In addition to the above, officers and NCOs often
punish even lone soldiers in the most cruel manner possible, such as not
allowing them out when rents are due, when electricity is due to be paid, or not
allowing them to speak to their parents overseas as a punishment for the most
Some are sent home on Friday to find their apartment
without electricity, or in some cases, that they have been evicted, with most of
their belongings having been thrown out in the street. I know of lone soldiers,
like my own son, who do not have a fridge, a microwave or even the most basic
things in their apartment. Officers don’t even provide them a truck if they need
to move –as army regulations call for. This is the type of thing that can cause
brave young men to start doubting their commitment to the IDF.
like many others, could have stayed in their comfortable lives overseas, but
instead, like our own prime minister, made a choice to serve. They should be
treated with dignity and respect. Most of us would be shocked to learn that a
lone soldier only gets around a NIS 1,000 NIS to pay for rent and utilities,
etc. – much better then the $50 I got some 30 years ago, but then, this isn’t 30
Why something can make one person feel suicidal and another
not is a mystery, but what’s for certain is that a bit of kindness and empathy
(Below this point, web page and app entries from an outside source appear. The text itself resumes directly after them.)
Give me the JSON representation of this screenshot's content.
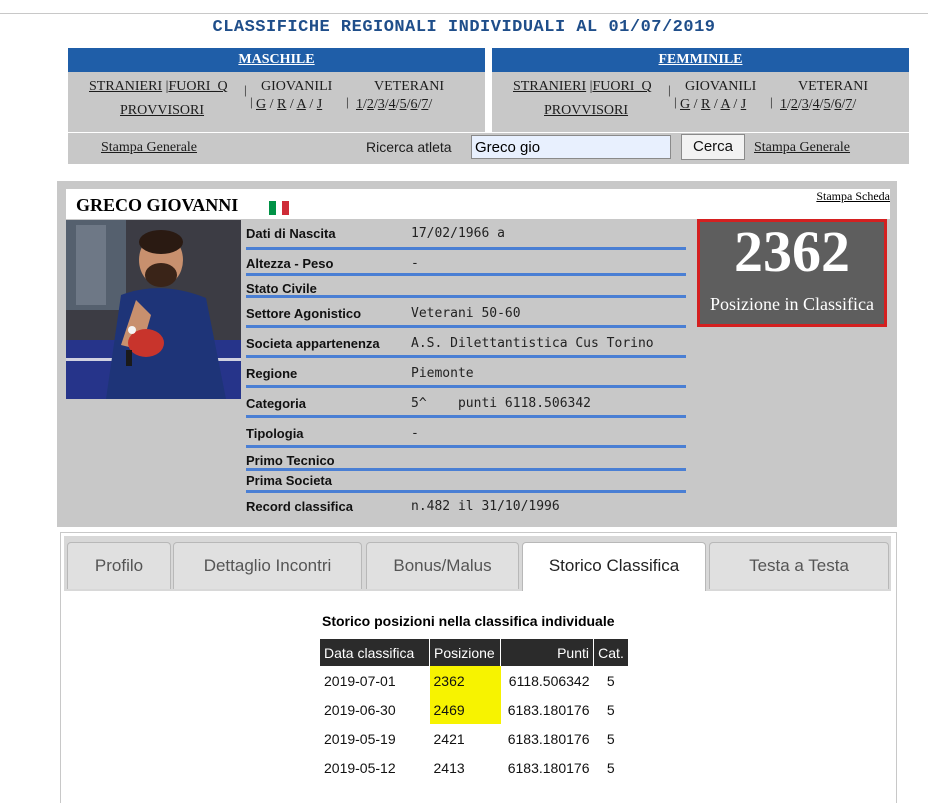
{
  "page": {
    "title": "CLASSIFICHE REGIONALI INDIVIDUALI AL 01/07/2019"
  },
  "nav": {
    "male": {
      "header": "MASCHILE",
      "stranieri": "STRANIERI",
      "fuori_q": "FUORI_Q",
      "provvisori": "PROVVISORI",
      "giovanili": "GIOVANILI",
      "giovanili_links": [
        "G",
        "R",
        "A",
        "J"
      ],
      "veterani": "VETERANI",
      "veterani_links": [
        "1",
        "2",
        "3",
        "4",
        "5",
        "6",
        "7"
      ]
    },
    "female": {
      "header": "FEMMINILE",
      "stranieri": "STRANIERI",
      "fuori_q": "FUORI_Q",
      "provvisori": "PROVVISORI",
      "giovanili": "GIOVANILI",
      "giovanili_links": [
        "G",
        "R",
        "A",
        "J"
      ],
      "veterani": "VETERANI",
      "veterani_links": [
        "1",
        "2",
        "3",
        "4",
        "5",
        "6",
        "7"
      ]
    }
  },
  "search": {
    "print_general_left": "Stampa Generale",
    "label": "Ricerca atleta",
    "value": "Greco gio",
    "button": "Cerca",
    "print_general_right": "Stampa Generale"
  },
  "athlete": {
    "name": "GRECO GIOVANNI",
    "print_card": "Stampa Scheda",
    "flag_colors": [
      "#009246",
      "#ffffff",
      "#ce2b37"
    ],
    "rank": "2362",
    "rank_label": "Posizione in Classifica",
    "fields": [
      {
        "label": "Dati di Nascita",
        "value": "17/02/1966 a"
      },
      {
        "label": "Altezza - Peso",
        "value": "-"
      },
      {
        "label": "Stato Civile",
        "value": ""
      },
      {
        "label": "Settore Agonistico",
        "value": "Veterani 50-60"
      },
      {
        "label": "Societa appartenenza",
        "value": "A.S. Dilettantistica Cus Torino"
      },
      {
        "label": "Regione",
        "value": "Piemonte"
      },
      {
        "label": "Categoria",
        "value": "5^    punti 6118.506342"
      },
      {
        "label": "Tipologia",
        "value": "-"
      },
      {
        "label": "Primo Tecnico",
        "value": ""
      },
      {
        "label": "Prima Societa",
        "value": ""
      },
      {
        "label": "Record classifica",
        "value": "n.482 il 31/10/1996"
      }
    ]
  },
  "tabs": [
    "Profilo",
    "Dettaglio Incontri",
    "Bonus/Malus",
    "Storico Classifica",
    "Testa a Testa"
  ],
  "active_tab": "Storico Classifica",
  "history": {
    "title": "Storico posizioni nella classifica individuale",
    "headers": [
      "Data classifica",
      "Posizione",
      "Punti",
      "Cat."
    ],
    "rows": [
      [
        "2019-07-01",
        "2362",
        "6118.506342",
        "5"
      ],
      [
        "2019-06-30",
        "2469",
        "6183.180176",
        "5"
      ],
      [
        "2019-05-19",
        "2421",
        "6183.180176",
        "5"
      ],
      [
        "2019-05-12",
        "2413",
        "6183.180176",
        "5"
      ]
    ],
    "highlight_color": "#f7f300"
  }
}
can go a long way toward avoiding such feelings it. My son told me about another
kid that simply wrote an “apology note” before attempting to kill himself.
Luckily, the tragedy was averted in time, but how many more lives must be lost
before we as a society starts to ask: “Why is this happening?” For us as Jews,
saving a life is like saving the whole world. Not saving a life when you have
the ability to do so is like killing the whole world.
The IDF must set up
confidential telephone hotlines, place more mental health specialists on the
battlefield and in training units, provide added training on dealing with
stress, invest more in research into mental health risks, and more. Make
psychologists more available to soldiers, especially soldiers in training for
the tougher units.
The IDF must publish, like the US Navy did recently, a
list of “truths” about suicide. The IDF must get our rabbis involved in these
situations, explaining the consequences both as a Jew and as a human being to
these young men.
Explaining the trauma that a suicide will cause for the
family. Most suicidal people are not psychotic or insane, in most cases they may
be upset, grief-stricken, depressed or despairing. Let us show then these young
men that there is hope, that there is a way out.
Enlisted soldiers cannot
speak out, but we the parents, we the citizens of this tiny nation, must speak
out. From private to general, from man in the street to prime minister, we have
an obligation to watch and listen for signs and we must stand ready to intervene
and assist our follow service members in time of need. We must continue to fight
to eliminate the stigma from those with post-traumatic stress disorder and other
mental health issues.
Commanders cannot tolerate any actions that
belittle, humiliate or ostracize any individual, especially those who require or
are responsibly seeking professional counseling services. The same unit that
lost this soldier today had eight of its soldiers arrested recently for hazing.
This must stop; the IDF is not and should not be like other armies, we are Jews,
we value life – even the lives of our enemies.
For what it’s worth, this
is the plea of a father who, without having even a single relative in Israel,
came here to serve and has now sent his only son to follow in his own footsteps.
If I was – and still am – willing to sacrifice all that matters in life for
Israel’s sake, the least Israel can do is to take care of that which is so
precious to us as parents.
The writer served in the IDF in the 1980s and
lives in Scotland and the US.